** Work instruction **
Please work out how many of the lines below include "title". Only the number should be given.

Element data from apps and pages:
========================
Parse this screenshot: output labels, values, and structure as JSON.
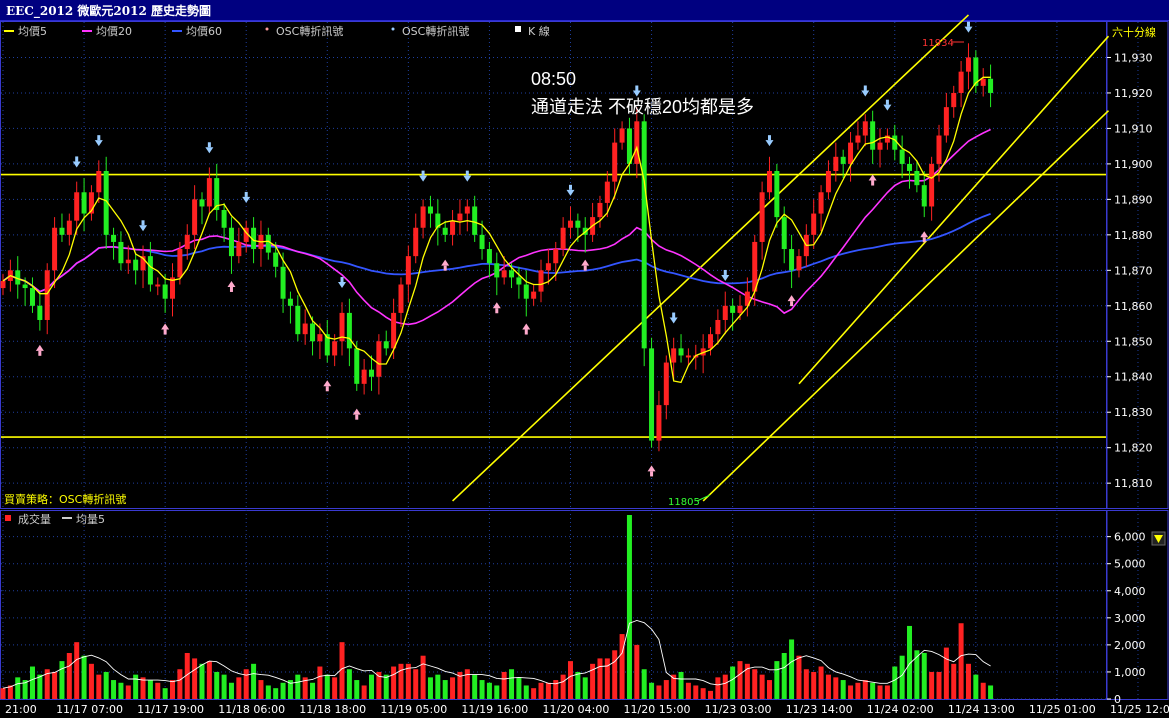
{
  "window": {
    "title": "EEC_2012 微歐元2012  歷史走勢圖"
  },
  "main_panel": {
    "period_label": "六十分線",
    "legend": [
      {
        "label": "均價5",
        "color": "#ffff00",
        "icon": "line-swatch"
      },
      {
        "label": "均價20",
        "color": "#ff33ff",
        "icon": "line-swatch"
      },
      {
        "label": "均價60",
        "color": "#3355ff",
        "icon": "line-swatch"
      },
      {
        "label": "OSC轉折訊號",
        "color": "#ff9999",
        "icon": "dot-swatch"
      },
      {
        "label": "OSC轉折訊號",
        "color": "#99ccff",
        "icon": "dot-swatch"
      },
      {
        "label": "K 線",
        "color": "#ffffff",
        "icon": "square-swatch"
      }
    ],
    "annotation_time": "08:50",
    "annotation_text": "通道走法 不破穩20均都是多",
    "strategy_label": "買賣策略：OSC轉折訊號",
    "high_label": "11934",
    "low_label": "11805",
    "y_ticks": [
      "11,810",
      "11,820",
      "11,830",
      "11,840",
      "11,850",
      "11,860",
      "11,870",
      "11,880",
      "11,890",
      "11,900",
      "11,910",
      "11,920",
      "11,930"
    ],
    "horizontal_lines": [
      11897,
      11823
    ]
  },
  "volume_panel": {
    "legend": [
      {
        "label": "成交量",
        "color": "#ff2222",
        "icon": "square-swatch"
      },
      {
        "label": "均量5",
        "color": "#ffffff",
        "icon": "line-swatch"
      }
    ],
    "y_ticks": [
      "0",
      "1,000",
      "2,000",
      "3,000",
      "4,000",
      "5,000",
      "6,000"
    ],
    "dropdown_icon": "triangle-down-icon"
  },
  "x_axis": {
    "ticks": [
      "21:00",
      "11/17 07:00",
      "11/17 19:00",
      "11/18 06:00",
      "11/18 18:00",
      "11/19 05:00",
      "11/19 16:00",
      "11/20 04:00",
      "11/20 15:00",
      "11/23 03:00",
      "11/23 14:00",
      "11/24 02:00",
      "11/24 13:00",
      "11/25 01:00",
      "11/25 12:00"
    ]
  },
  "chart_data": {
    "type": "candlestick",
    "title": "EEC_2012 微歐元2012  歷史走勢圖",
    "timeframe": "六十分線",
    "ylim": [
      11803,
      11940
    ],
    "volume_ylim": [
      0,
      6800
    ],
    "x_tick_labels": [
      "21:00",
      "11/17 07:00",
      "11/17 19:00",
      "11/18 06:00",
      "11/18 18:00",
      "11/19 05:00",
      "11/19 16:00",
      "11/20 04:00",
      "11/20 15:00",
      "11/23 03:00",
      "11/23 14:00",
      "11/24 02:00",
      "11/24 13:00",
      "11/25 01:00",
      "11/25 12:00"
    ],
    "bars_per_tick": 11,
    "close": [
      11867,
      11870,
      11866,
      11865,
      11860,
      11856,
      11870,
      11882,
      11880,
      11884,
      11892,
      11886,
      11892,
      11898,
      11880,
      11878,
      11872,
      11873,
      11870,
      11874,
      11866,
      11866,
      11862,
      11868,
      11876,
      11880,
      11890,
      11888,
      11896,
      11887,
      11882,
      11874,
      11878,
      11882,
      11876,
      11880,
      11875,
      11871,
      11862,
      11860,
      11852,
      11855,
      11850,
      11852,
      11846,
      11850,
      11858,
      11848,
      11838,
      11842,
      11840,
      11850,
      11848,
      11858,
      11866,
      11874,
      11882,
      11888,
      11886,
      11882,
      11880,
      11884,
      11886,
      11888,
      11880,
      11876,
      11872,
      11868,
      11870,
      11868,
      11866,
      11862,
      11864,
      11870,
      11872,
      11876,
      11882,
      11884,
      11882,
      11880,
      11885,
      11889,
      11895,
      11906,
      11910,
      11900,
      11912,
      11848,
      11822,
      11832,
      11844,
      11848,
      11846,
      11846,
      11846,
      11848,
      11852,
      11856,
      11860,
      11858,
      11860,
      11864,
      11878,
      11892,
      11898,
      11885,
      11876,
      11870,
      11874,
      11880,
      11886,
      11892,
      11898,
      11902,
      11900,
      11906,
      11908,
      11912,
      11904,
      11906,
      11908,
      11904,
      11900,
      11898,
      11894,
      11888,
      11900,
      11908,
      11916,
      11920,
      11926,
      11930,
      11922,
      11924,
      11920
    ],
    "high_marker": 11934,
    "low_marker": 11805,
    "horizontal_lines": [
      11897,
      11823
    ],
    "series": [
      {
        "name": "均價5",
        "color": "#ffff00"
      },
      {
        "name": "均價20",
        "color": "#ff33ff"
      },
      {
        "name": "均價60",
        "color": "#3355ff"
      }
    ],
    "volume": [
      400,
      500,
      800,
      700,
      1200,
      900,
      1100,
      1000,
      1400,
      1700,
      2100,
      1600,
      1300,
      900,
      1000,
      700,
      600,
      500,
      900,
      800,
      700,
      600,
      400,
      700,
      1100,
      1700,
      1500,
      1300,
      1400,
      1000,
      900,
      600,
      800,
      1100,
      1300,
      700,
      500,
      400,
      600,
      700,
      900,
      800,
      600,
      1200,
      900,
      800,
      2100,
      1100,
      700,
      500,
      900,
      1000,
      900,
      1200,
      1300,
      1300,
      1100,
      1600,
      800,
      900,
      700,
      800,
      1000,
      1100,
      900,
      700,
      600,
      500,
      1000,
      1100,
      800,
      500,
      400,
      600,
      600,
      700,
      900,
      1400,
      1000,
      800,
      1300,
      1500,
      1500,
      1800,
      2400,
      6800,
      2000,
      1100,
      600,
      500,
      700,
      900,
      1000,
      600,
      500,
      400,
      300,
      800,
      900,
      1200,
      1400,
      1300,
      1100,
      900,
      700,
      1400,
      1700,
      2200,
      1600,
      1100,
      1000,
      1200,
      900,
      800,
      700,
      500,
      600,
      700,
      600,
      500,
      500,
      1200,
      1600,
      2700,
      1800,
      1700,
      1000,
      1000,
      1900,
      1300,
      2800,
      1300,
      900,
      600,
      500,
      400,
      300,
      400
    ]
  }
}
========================
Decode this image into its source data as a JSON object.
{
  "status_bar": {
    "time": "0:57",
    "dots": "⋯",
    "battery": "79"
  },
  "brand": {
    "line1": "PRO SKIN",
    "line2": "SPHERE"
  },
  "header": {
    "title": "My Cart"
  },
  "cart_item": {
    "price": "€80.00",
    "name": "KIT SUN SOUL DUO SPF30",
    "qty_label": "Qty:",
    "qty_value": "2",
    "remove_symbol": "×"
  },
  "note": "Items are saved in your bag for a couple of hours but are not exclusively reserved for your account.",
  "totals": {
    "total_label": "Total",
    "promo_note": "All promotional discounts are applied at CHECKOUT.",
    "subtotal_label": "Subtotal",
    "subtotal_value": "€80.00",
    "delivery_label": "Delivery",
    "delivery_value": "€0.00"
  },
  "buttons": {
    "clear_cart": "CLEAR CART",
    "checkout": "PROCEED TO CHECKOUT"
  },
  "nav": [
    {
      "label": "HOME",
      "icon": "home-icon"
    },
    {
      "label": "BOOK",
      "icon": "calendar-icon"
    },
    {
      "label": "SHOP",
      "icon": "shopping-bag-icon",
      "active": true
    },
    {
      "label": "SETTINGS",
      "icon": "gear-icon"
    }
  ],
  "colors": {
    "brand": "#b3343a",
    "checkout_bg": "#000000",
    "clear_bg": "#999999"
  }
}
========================
** Output for this task **
3